HCAV has many times addressed the legality of dismissing employees based on reaching the pension age. There are many cases of dismissing employees based on the condition of reaching the pension age. A.D.’s dismissal is one of those cases.
On 17 August 2021, with HCAV’s support, citizen A.D. applied to Court and asked to recognize invalid his employer’s order to dismiss him, reinstate him in his post, and in case it is impossible to restore employment relations, to oblige the employer to provide compensation for the whole period of idleness and for not reinstating his post by paying twelve times the average salary.
There was no condition of dismissal based on reaching the pension age in A. D.’s employment contract. It turns out that the employer terminated the employment contract by violating the established procedure, since the existence of a valid reason is compulsory for terminating an employment contract with a person with the right to pension. This means that when signing an employment contract, the parties should provide for early termination of the contract after reaching the age of 63. Otherwise, dismissing an employee based on clause 11 of part 1 of Article 113 of the RA Labor Code is illegal.
HCAV advocate Hayk Hakobyan was the representative of A.D.’s rights and legal interests in court. The advocate drew the court’s attention to the condition that Article 24 of the Revised European Social Charter provides for an opportunity to terminate employment relations only in case of two groups of reasons connected with their capacity or conduct of the employee or based on the operational requirements of the establishment (economic reasons).
On 14 July 2022, the court made a judgment and recognized the violation of A.D.’s rights and obliged the employer to pay compensation for the enforced idleness in the amount of the average salary starting from the day of dismissal until the entry into legal force of the judgment, as well as compensation for not reinstating the employee in the amount of three times the average salary.

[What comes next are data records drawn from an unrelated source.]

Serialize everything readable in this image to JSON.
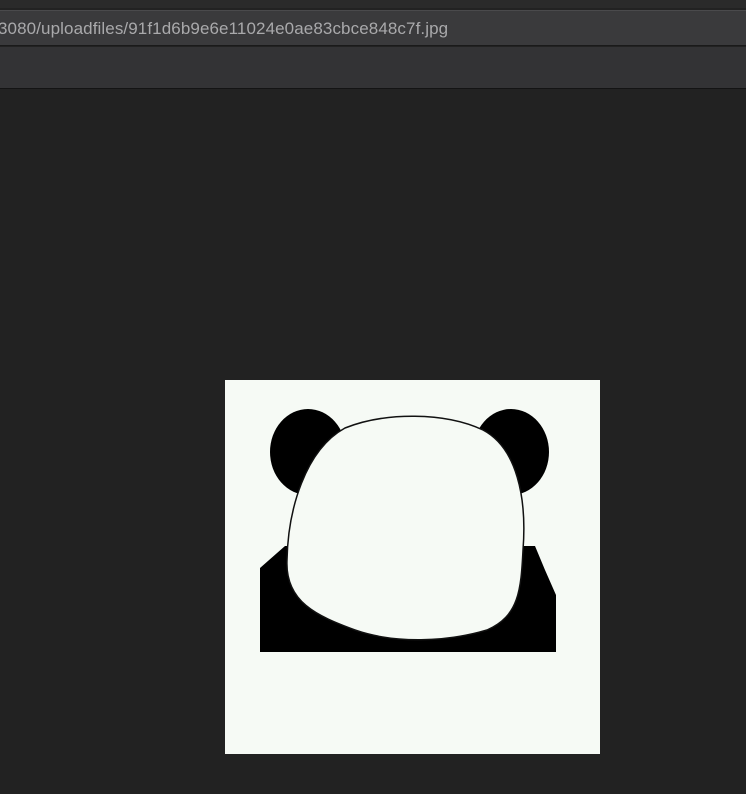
{
  "browser": {
    "url_visible": "3080/uploadfiles/91f1d6b9e6e11024e0ae83cbce848c7f.jpg"
  },
  "image": {
    "subject": "panda-face-meme",
    "background_color": "#f6faf5",
    "ink_color": "#000000"
  },
  "colors": {
    "page_background": "#222222",
    "address_bar": "#3a3a3c",
    "address_text": "#a9a9ab",
    "toolbar": "#333335"
  }
}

If your labor rights have been violated or you have questions, call 041 123302 or write to Decent Work Now.